It’s the beginning of feeding America and food banks across the country are taking a scoop out of hunger. The Yuma Community Food Bank is ready to do just that.
CEO Mike Ivers, with the Yuma Community Food Bank said, “This little second grader comes up to me and says…mister…I took all the money out of my food bank and I want to feed a hungry child. That’s what I’m talking about that’s what I see in Yuma.”
Hunger Action Month is an opportunity to join a movement that has a real and lasting impact on our effort to feed more American’s than ever before.
Whether it’s by advocating and raising awareness, making donations, or volunteering, you can find the way that’s right for you to make a difference during hunger action month. Together, we can solve hunger.
Ivers talks about how the Yuma food bank use to be a paper plate factory and shares with us a story that a person wrote him about their family.

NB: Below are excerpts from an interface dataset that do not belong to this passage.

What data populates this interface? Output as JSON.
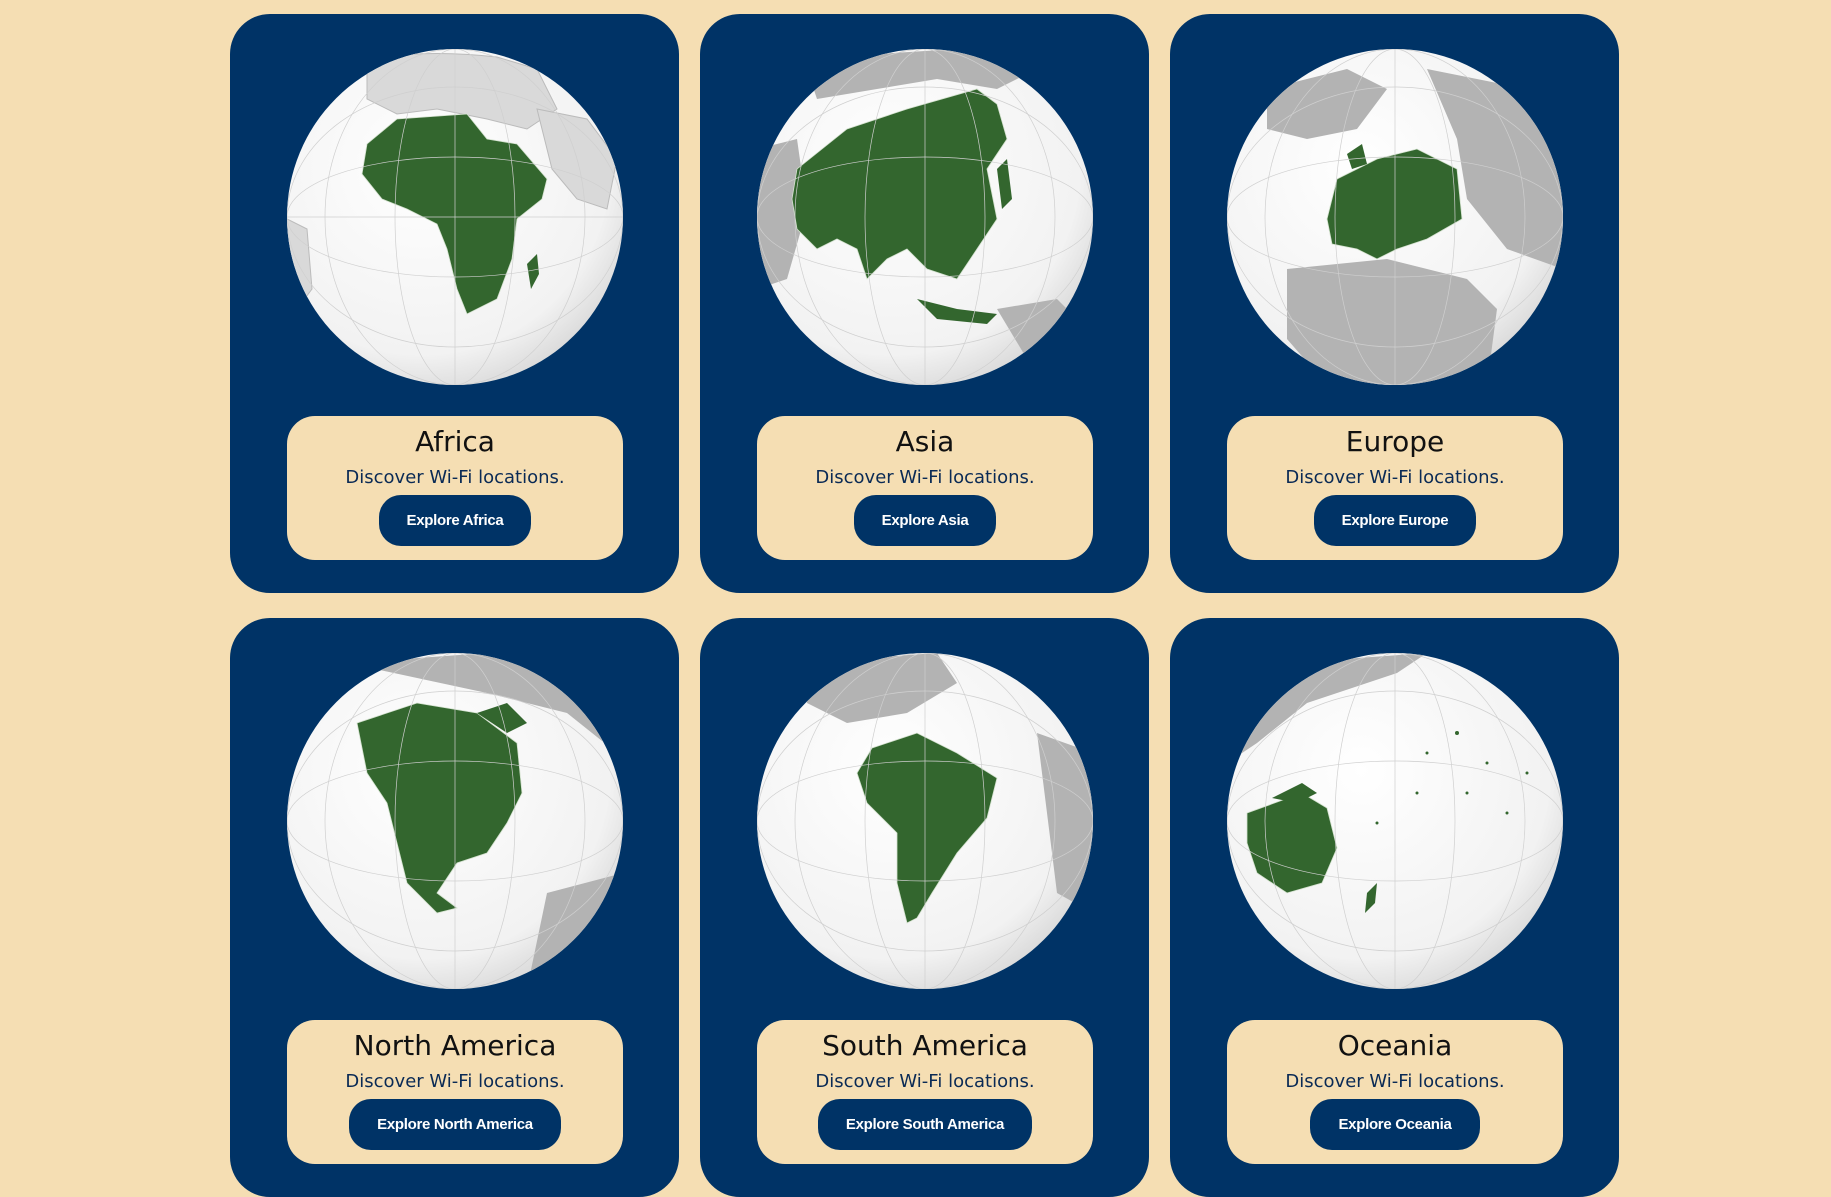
{
  "theme": {
    "page_bg": "#f5deb3",
    "card_bg": "#003366",
    "land_highlight": "#33662e",
    "land_other": "#b3b3b3",
    "ocean": "#ffffff"
  },
  "cards": [
    {
      "name": "Africa",
      "desc": "Discover Wi-Fi locations.",
      "button": "Explore Africa",
      "globe_icon": "globe-africa-icon"
    },
    {
      "name": "Asia",
      "desc": "Discover Wi-Fi locations.",
      "button": "Explore Asia",
      "globe_icon": "globe-asia-icon"
    },
    {
      "name": "Europe",
      "desc": "Discover Wi-Fi locations.",
      "button": "Explore Europe",
      "globe_icon": "globe-europe-icon"
    },
    {
      "name": "North America",
      "desc": "Discover Wi-Fi locations.",
      "button": "Explore North America",
      "globe_icon": "globe-north-america-icon"
    },
    {
      "name": "South America",
      "desc": "Discover Wi-Fi locations.",
      "button": "Explore South America",
      "globe_icon": "globe-south-america-icon"
    },
    {
      "name": "Oceania",
      "desc": "Discover Wi-Fi locations.",
      "button": "Explore Oceania",
      "globe_icon": "globe-oceania-icon"
    }
  ]
}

Ivers said, “I have a family of three. Myself, my spouse and a son. I’m the only person who is gainfully employed. My husband is dying. My son is autistic and epileptic so we survive on two fixed incomes and I cry all the time. The stories of people how could I not cry.”
Yuma is ranked number two in the nation for the nutritional quality of food that is donated.
This year the Yuma Community Food Bank ranked number four among the 199 food bank members by investing over 94% of operation expenses in fulfilling its mission.
Yuma also ranked number eight on the national front when it came to the top percentage of individual donors and helping build a solid foundation of support.